Earlier this year, Dark Horse Comics released volume one of creator Stephen McCranie’s Space Boy, throwing the spotlight on two characters who yearn for emotional relief: from grief, from regret, from separation of the familiar, or from a deep existential emptiness. A young girl named Amy has to cope with being wrenched from everything she’s ever known after waking up from cryogenic sleep 30 years later. Meanwhile, a quiet, evasive, silver-haired boy named Oliver wrestles with an emptiness in his core that is seemingly unable to be filled. Stephen McCranie’s Space Boy explores how these two—and, by extension, the reader—cope with sadness and possibly become stronger in the process.

With Stephen McCranie’s Space Boy Volume 2 going on sale in the direct market on October 31st and the book market on November 13th, we spoke with Mr. McCranie about the conceit of Space Boy, the nature of personhood, how Oliver and Amy are dealing with who they are and their friendship, and what we can expect to see moving forward.

And be sure to check out our galleries of pages ripped straight out of Volume 2!

SPACE BOY Volume 2 cover

FreakSugar: For readers who may not have read volume 1, what can you tell us about the conceit of Space Boy?

Stephen McCranie: Space Boy is a sci-fi drama about a high school girl who belongs in a different time, a boy possessed by an emptiness as deep as space, an alien artifact, a mysterious murder, and a love that crosses light years.

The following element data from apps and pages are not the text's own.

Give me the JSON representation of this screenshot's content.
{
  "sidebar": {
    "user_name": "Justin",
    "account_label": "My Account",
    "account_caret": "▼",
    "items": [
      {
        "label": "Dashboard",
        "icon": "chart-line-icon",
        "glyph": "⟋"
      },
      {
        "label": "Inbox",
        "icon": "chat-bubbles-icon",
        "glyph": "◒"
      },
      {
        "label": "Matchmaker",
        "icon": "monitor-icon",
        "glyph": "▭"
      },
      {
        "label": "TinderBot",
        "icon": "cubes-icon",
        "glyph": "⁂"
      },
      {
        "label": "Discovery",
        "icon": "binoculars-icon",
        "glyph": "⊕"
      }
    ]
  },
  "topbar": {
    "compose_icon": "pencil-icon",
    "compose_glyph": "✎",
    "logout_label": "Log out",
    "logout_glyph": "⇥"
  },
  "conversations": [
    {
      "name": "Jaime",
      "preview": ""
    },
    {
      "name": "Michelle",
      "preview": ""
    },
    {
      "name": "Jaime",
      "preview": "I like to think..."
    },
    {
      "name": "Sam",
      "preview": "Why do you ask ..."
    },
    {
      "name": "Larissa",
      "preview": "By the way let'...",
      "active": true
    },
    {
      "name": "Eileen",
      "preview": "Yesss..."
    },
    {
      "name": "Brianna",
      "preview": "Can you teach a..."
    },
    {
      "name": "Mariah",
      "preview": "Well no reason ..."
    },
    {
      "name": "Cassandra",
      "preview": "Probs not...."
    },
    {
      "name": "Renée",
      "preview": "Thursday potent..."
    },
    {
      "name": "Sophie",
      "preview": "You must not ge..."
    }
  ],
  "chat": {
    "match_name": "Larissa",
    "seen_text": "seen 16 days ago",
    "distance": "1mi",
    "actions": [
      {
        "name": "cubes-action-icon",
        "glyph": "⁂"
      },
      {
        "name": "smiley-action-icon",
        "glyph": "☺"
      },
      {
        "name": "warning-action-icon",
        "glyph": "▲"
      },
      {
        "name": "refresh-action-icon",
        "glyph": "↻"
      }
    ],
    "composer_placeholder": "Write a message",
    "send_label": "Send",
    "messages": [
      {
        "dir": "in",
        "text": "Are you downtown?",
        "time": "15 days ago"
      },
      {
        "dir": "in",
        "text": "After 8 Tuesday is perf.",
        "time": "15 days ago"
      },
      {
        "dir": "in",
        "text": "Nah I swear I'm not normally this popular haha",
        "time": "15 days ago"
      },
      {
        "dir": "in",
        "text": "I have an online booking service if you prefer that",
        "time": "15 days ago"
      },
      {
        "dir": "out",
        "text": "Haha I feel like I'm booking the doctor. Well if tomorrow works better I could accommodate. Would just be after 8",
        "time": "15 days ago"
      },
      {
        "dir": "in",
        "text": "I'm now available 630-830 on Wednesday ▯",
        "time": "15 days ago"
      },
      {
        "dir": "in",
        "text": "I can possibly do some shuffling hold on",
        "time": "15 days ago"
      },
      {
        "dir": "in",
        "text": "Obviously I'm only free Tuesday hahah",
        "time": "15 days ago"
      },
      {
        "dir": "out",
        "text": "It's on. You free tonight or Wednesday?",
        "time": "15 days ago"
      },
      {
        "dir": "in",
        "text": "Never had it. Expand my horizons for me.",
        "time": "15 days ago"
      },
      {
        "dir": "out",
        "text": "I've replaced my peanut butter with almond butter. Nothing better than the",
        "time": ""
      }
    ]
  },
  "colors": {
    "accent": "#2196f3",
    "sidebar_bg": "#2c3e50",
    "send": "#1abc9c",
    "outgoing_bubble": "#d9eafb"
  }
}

FS: Where do we find Amy and Oliver at the beginning of Volume 2?

SM: At the beginning of Volume 2 we find Amy dealing with the unchangeable finality of her move to Earth: She is finally coming to grips with the fact that she can never return to her home in the stars, and she’s angry and confused and sad about it all at once. Luckily, in the midst of this flood of emotions, she finds Oliver, who, in some strange way, seems to understand her suffering.

FS: We learn a bit about the mystery of who Oliver is in the course of this new volume: that he is an android or robot of some sort and that he moves around a lot because of incidents in which he’s involved. Some of his makers/handlers seem genuinely surprised about some of the non-programmed human attributes he is displaying in his friendship with Amy. What is it about Amy that triggers this new behavior?

SM: I think Oliver deals with a certain existential despair that many people in modern society grapple with on some kind of level. Whether consciously or unconsciously, many of us are asking, what’s life about? Does anything matter? Is anything real? And Amy blunders into Oliver’s brooding life and basically says, “I’m real. Deal with it.” And he’s forced to stop and consider someone outside of himself, which to him is a breath of fresh air.

FS: Does using Oliver as an example give you the opportunity to comment on the nature/nurture divide?

SM: Rather than the nature/nurture divide,  I would say he is a character that explores the human/non-human divide. Are you sure he is truly a robot? If he is, why does he sometimes show signs of a soul– of what Amy would call a “flavor”? If he is a robot, are their parts of him that are human? Can a robot have a soul?

FS: Amy seems to be adjusting a bit to life on Earth since the first volume, but it’s still a process. In your mind, where is Amy in that journey?

SM: In her best moments, Amy is optimistic and hopeful– but in her worst moments she is angry and impatient and fearful. Adjusting to life in a new place can be extremely hard.

FS: Following up on that, the arcs of both Amy and Oliver have strong parallels to adolescence in general and how we all struggle to become who we want to be. Was that always a theme you wanted to explore when you began putting this story together?

SM: Not consciously, no. In my stories I just try to be as faithful to my characters as possible, being as honest as I can about their struggles. I think out of that can be drawn a lot of different themes, which all speak about a greater whole.

FS: Connected to that is Oliver’s discussion of emptiness and a great nothing. It’s a feeling that I think a lot of readers can sympathize with, especially when we feel disconnected from people. Does his friendship with Amy change his view on that at all? Is hope creeping in where once there was only the great nothing?

SM: I’d like to think so. In spite of my preoccupation with the Nothing, I do not personally believe it is the ultimate explanation for our world. I think there is more to life than what we can see and touch. And I think there is a basis for hope. And I hope Oliver someday finds this hope for himself.

FS: The second volume leaves us on a somewhat uncertain note. What can you tease about we can expect to see in volume 3?

SM: There will be a great moment of joy and heartache for Amy, as she regains one friend, but loses another.

Stephen McCranie’s Space Boy Volume 2 is on sale now on the direct market and goes on sale on the book market next week on November 13th.

From the official description of Stephen McCranie’s Space Boy Volume 2:

To Amy, everyone has a flavor. Jemmah, her best friend from the colony, is the flavor of pineapple and jalapeno. Cassie, from Earth, is like red pepper.

After being forced to leave her space-colony home when her dad was fired, Amy starts to adapt to a new life on Earth. High school seems difficult at first, but a close group of friends begin to make the transition easy for Amy, and she finds herself falling down a rabbit hole in her relationship with the mysterious, flavorless Oliver.